In these two poems, Whitman and Hughes present parallel views of the American experience.
Whitman’s poem is joyous and celebratory; Hughes’ poem is more skeptical, but it is not without hope.
This handout of thorough and precise questions is ready to go with minimal prep on the part of the teacher.
Questions encourage close reading, analysis of poetic elements, as well as deeper thinking and discussion about the themes and big ideas of the poem.
There are also prompts for in-class writing as well as for longer assessment.
These poems could be used with many texts that deal with the American Dream, race, power, or class.
Suggestions include: Their Eyes were Watching God, Death of a Salesman, The Great Gatsby, Invisible Man, A Raisin in the Sun, The Grapes of Wrath, or Of Mice and Men.
Looking for more poetry lessons for your American Literature class? Check out my American Literature Poetry Bundle: Focus on Immigration and the American Dream

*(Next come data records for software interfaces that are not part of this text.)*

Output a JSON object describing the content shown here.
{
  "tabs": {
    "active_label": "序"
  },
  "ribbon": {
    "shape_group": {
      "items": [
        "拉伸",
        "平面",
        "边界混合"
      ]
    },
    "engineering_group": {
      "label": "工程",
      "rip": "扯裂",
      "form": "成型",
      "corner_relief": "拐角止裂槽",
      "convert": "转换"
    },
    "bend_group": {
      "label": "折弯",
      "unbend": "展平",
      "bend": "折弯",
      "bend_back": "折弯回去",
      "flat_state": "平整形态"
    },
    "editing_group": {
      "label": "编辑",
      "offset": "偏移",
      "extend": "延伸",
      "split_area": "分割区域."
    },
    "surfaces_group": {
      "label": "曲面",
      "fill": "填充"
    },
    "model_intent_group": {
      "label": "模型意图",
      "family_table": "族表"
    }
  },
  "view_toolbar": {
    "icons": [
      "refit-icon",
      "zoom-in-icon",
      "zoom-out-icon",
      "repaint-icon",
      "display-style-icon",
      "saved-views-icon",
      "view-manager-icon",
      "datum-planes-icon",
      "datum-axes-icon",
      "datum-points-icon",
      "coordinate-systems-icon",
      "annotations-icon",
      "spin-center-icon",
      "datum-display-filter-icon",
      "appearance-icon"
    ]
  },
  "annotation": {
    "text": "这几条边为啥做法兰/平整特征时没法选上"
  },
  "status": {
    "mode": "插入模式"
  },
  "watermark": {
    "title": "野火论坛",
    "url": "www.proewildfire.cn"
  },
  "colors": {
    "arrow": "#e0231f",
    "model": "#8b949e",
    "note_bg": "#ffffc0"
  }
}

which includes enough material for three weeks of lessons, everything you need to teach your students how to analyze poetry, and then get them exploring, discussing, and writing about the bigger themes of American Literature such as materialism, love, race, family dynamics, class, immigration, language, tradition, the search for the self and the American dream.